Folks at Big Meadows Reservoir have been catching brook trout on flies, lures and other baits.

Read the full fishing report by clicking here.

Trout Fishing Good in Great Falls, Montana

According to fishing report released today, anglers are having great success trout fishing in Great Falls, Montana.

Anglers are catching brook trout on night crawlers and gold spoons. Folks trolling cowbells tipped with night crawlers are also have great success.

To read the full fishing report, click here.

Monday, July 13, 2009

What Lure Works Best for Trout Fishing?

One of the questions I get asked a lot is, "What lure works best for trout fishing?" Of course there are different variations of this question, such as "What lure works best in lakes?", etc.

While the question is simple enough, the answer is not. There are too many different variables involved in fishing to say that one lure works best. In fact, one of the biggest frustrations in trout fishing is that one lure may work great one day and not all the next. Why? There are a lot of possible reasons for this.

Several variables affect trout fishing including:
  • Water temperature
  • Water clarity
  • Water color
  • Weather conditions (sunny, cloudy, windy, rain, ice, snow, etc.)
  • Season (spring, fall, winter, summer)
  • Available food sources
  • Pressure from other anglers
These are only a few of the variables which affect trout fishing. And of course, each of the variables mentioned above not only affect trout, but also your lure selection. The reason why is too complicated to explain in a blog post, but are addressed in the Trout Fishing Tips eBook.
But in short, the variables mentioned above affect how your lure looks underwater to trout. These variables also influence trout activity and feeding habits.

Trout are sluggish in very cold water and therefore might need a bit more flash to entice them into striking. And yet too much flash, might scare them off.

Water color and clarity can affect a trout's ability to see your lure. A bright red lure in your tackle box will appear black in blue water. That's because red is filtered out in blue water. The deeper the lure is fished, the blacker it will appear under water. This is just one example of how water color and clarity can affect how trout see your lure under water.

Advanced anglers have observed that dark colored lures tend to work well on overcast days, murky water and when fishing at night. Likewise, nickel and silver lures tend to work better on bright sunny days.

These are some of the reasons that a lure may work well one day and not the next. There's just too many variables involved in fishing.

The real key to successful trout fishing is to understand trout: their physical needs as well as how their environment affects them. This understanding will help you in turn better understand how different lures, baits, and fishing tactics affect your ability to catch trout.
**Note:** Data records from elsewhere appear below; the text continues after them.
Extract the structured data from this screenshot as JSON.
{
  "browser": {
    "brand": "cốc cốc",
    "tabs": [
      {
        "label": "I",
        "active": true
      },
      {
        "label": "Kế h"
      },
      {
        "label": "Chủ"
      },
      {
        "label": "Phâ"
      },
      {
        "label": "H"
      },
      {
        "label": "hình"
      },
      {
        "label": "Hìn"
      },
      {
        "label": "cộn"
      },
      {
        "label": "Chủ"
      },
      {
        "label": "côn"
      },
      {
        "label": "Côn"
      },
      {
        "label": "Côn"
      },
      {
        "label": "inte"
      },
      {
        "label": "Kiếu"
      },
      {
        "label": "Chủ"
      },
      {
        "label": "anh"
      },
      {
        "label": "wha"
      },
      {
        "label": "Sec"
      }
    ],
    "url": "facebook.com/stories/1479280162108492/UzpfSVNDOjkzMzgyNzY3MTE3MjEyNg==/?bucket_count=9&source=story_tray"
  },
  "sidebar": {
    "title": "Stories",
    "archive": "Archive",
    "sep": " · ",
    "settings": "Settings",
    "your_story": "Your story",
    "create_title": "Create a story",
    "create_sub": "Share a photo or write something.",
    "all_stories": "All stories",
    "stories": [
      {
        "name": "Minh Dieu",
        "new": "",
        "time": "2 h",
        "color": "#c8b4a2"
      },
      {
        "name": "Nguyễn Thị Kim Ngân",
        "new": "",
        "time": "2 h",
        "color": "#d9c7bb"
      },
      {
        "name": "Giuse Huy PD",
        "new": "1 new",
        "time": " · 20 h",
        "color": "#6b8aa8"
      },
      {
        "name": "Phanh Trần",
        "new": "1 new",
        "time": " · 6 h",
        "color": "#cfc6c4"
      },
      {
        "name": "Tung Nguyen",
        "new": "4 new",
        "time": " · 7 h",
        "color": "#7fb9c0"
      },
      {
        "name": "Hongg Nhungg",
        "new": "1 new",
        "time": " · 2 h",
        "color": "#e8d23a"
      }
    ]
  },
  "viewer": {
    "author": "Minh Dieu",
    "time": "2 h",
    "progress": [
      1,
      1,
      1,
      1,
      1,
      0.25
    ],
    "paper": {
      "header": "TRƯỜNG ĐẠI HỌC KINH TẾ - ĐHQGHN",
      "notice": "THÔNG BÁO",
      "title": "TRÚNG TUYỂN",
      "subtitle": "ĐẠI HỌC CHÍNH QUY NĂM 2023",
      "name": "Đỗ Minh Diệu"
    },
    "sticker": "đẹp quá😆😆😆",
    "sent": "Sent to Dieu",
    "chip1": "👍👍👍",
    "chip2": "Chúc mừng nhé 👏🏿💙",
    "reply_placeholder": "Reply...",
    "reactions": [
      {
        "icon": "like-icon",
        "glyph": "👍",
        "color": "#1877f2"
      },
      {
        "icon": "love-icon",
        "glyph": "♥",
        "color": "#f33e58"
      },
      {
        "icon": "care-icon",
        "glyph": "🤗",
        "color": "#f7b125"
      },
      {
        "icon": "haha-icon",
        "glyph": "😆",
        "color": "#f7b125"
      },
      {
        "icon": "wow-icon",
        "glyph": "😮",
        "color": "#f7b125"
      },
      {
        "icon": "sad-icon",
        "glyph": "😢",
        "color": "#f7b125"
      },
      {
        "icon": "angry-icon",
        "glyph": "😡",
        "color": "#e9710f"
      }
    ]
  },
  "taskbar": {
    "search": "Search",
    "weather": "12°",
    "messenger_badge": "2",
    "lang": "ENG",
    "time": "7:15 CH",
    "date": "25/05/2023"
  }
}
Advanced anglers will pay attention to all of these factors and take note of what lure, bait or fishing tactic worked given a certain set of conditions. Often times, they will keep track of these details in a fishing log or fishing software program. After a while, they'll start to notice trends which will help them make better lure selections, etc.

So while there's no real answer to the question, "What lure works best for trout fishing?", hopefully the information above will help you understand some of the variables affecting your lure selection.